  • Tax-deferred foreign pension & retirement plans
  • Foreign life insurance (both income & excise taxes!)
  • Foreign inheritances
  • Minority ownership interests in foreign corporation
  • A foreign farm, let's say a vineyard in Italy (even if it loses money)
  • Bank accounts that lose money
  • Bank accounts not under your control
  • Bank accounts of unknown value that exist in war-torn countries
  • A shell corporation used for asset protection that owns, say, a Sea-Doo personal water craft in Costa Rica


TIGTA's latent bias

And the next sentence doesn't get any better in precisely stating facts or the law:


"Taxpayers who intentionally fail to report income earned on offshore accounts or neglect to disclosure foreign assets as required by law face significant penalties and possible criminal prosecution if discovered by the IRS."


But you don't need to do anything intentionally or negligently to be subject to horrific penalties. If you've been paying attention, you know that Jon McBride, one of the first FBAR defendants, never controlled or had access to the money he was accused of not reporting to the IRS. In fact, the money was stolen from him. Yet he was assessed over a million dollars in willful FBAR penalties!


Why not discuss what the purpose of FBAR penalties were? It wasn't to nab taxpayers, but rather, criminal syndicates who were using the international banking system to fund their truly horrific crimes like terrorism, human trafficking, and extortion. Why didn't TIGTA do a little analysis on how many actual criminals have been assessed FBAR penalties? How many terrorists have been busted because of the FBAR? How has the FBAR made our lives better? If not, maybe TIGTA could suggest it needs to get the heave-ho?


Time spent assessing FBAR penalties on terrorists? 0:00:00. Time spent terrorizing taxpayers with horrific FBAR penalties? 12 years.


So, we've established that TIGTA is only looking at OVDP though the eyes of the IRS hammer that sees every taxpayer as a nail. Next, the report moves on to their suggestions.


TIGTA suggestions

First, TIGTA demands the IRS review for audit or criminal investigation all denied or withdrawn offshore voluntary disclosure requests for FBAR penalty or criminal charges. TIGTA has a concern that many who enter the program withdraw and no one is doing anything about it. They think that there are millions of dollars of penalties the IRS won't be able to collect. (Fines, incidentally, that will pay for seconds of federal funding).


We can tell you that a lot of our clients who have either used the IRS authorized delinquent returns process or streamlined program (by the way, thank goodness for the Streamlined Program — we are huge fans; especially of the streamlined program for those who live offshore) had some fact that made them no longer have to use any program.


TIGTA also recommend IRS Criminal Investigation Division (CID) get more involved in withdrawn or denied OVDPs. Think about this — there are about 3,000 tax indictments per year.
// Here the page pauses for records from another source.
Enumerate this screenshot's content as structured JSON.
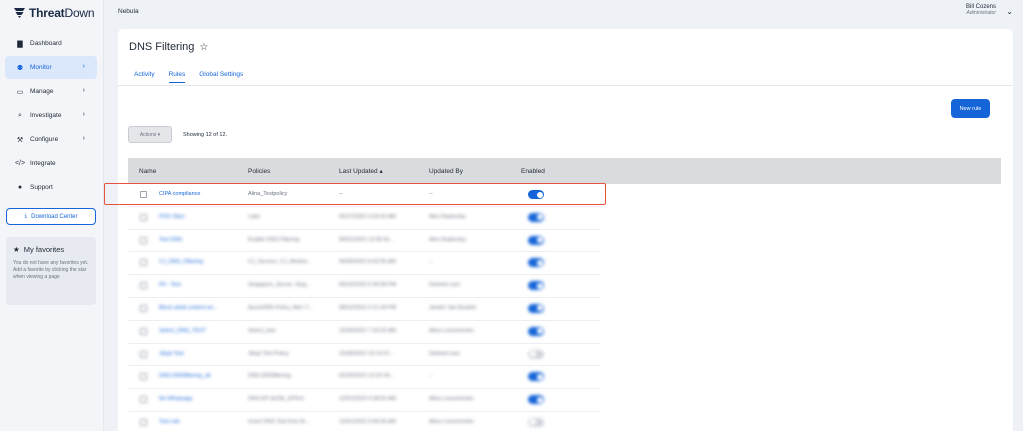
{
  "app": {
    "brand_bold": "Threat",
    "brand_light": "Down"
  },
  "sidebar": {
    "items": [
      {
        "label": "Dashboard",
        "icon": "dashboard-icon",
        "glyph": "▇",
        "chevron": false,
        "active": false
      },
      {
        "label": "Monitor",
        "icon": "binoculars-icon",
        "glyph": "⚉",
        "chevron": true,
        "active": true
      },
      {
        "label": "Manage",
        "icon": "monitor-icon",
        "glyph": "▭",
        "chevron": true,
        "active": false
      },
      {
        "label": "Investigate",
        "icon": "search-icon",
        "glyph": "⌕",
        "chevron": true,
        "active": false
      },
      {
        "label": "Configure",
        "icon": "wrench-icon",
        "glyph": "⚒",
        "chevron": true,
        "active": false
      },
      {
        "label": "Integrate",
        "icon": "code-icon",
        "glyph": "</>",
        "chevron": false,
        "active": false
      },
      {
        "label": "Support",
        "icon": "chat-icon",
        "glyph": "●",
        "chevron": false,
        "active": false
      }
    ],
    "download_center": "Download Center",
    "favorites": {
      "title": "My favorites",
      "text": "You do not have any favorites yet. Add a favorite by clicking the star when viewing a page"
    }
  },
  "topbar": {
    "tenant": "Nebula",
    "user_name": "Bill Cozens",
    "user_role": "Administrator"
  },
  "page": {
    "title": "DNS Filtering",
    "tabs": [
      {
        "label": "Activity",
        "active": false
      },
      {
        "label": "Rules",
        "active": true
      },
      {
        "label": "Global Settings",
        "active": false
      }
    ],
    "new_rule": "New rule",
    "actions": "Actions ▾",
    "showing": "Showing 12 of 12."
  },
  "table": {
    "columns": [
      "Name",
      "Policies",
      "Last Updated ▴",
      "Updated By",
      "Enabled"
    ],
    "rows": [
      {
        "name": "CIPA compliance",
        "policies": "Alina_Testpolicy",
        "updated": "--",
        "by": "--",
        "enabled": true,
        "blurred": false
      },
      {
        "name": "FOO Sites",
        "policies": "Labs",
        "updated": "05/27/2022 3:30:42 AM",
        "by": "Alen Radonsky",
        "enabled": true,
        "blurred": true
      },
      {
        "name": "Test DNS",
        "policies": "Enable DNS Filtering",
        "updated": "06/01/2022 12:00:41...",
        "by": "Alen Radonsky",
        "enabled": true,
        "blurred": true
      },
      {
        "name": "CJ_DNS_Filtering",
        "policies": "CJ_Servers, CJ_Workst...",
        "updated": "06/09/2022 8:42:05 AM",
        "by": "--",
        "enabled": true,
        "blurred": true
      },
      {
        "name": "P4 - Test",
        "policies": "Singapore_Server, Sing...",
        "updated": "06/15/2022 5:30:58 PM",
        "by": "Deleted user",
        "enabled": true,
        "blurred": true
      },
      {
        "name": "Block adult content an...",
        "policies": "AzureDNS Policy, Alen T...",
        "updated": "08/22/2022 2:21:49 PM",
        "by": "Jander Van Buskirk",
        "enabled": true,
        "blurred": true
      },
      {
        "name": "Select_DNS_TEST",
        "policies": "Select_test",
        "updated": "10/26/2022 7:20:25 AM",
        "by": "Alina Lesnichenko",
        "enabled": true,
        "blurred": true
      },
      {
        "name": "Jitopt Test",
        "policies": "Jitopt Test Policy",
        "updated": "10/28/2022 10:14:37...",
        "by": "Deleted user",
        "enabled": false,
        "blurred": true
      },
      {
        "name": "DNS-DNSfiltering_all",
        "policies": "DNS-DNSfiltering",
        "updated": "02/20/2023 12:02:24...",
        "by": "--",
        "enabled": true,
        "blurred": true
      },
      {
        "name": "No Whatsapp",
        "policies": "DNS-EP-AZSE_EP5ch",
        "updated": "12/01/2023 3:38:02 AM",
        "by": "Alina Lesnichenko",
        "enabled": true,
        "blurred": true
      },
      {
        "name": "Test rule",
        "policies": "Insert DNS Test from th...",
        "updated": "12/01/2023 3:49:36 AM",
        "by": "Alina Lesnichenko",
        "enabled": false,
        "blurred": true
      }
    ]
  },
  "colors": {
    "accent": "#1565d8",
    "highlight": "#e5533c"
  }
}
If IRS CID went after everyone with incorrectly or unfiled FBARs the entire Federal judiciary system would shut down. Perhaps a better idea is to use CID a bit more wisely. There are thousands, maybe hundreds of thousand of people filing fraudulent tax returns to get fraudulent refunds. It seems to me that CID could make good use of their resources by going after those people. After all, there is a difference between stealing money from the government, as opposed to not filing odd strange forms that a tiny percentage of IRS employees know about. Seriously. I dare you.
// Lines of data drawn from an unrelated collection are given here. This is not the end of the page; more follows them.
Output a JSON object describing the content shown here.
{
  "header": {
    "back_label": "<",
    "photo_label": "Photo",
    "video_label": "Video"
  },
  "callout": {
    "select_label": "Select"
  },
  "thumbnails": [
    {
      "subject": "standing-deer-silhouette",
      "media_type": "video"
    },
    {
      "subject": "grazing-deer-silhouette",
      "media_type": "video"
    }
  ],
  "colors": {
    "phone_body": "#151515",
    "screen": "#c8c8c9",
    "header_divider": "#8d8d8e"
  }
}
TIGTA recommends a centralized tracking system and one mailing address. This suggestion we can agree with.


Seriously, TIGTA needs to go back and start looking at this from the eyes of taxpayers. Does this OVDP need to be so harsh? Is this the best use of resources?


What about the compliance costs? Did TIGTA look at the Form 5471 requirements, the one that requires 50+ hours to complete on average per year? Why does the IRS require so much information? What does it do with it? Why is it necessary?


Maybe TIGTA can help give the IRS some much helpful guidance with an OVDP Report 2.0. I'd suggest they call us first (888-727-8796).


If you are having any offshore reporting or FBAR issues, contact us to schedule a free, confidential consultation. Here's a list of offshore issues we can help with.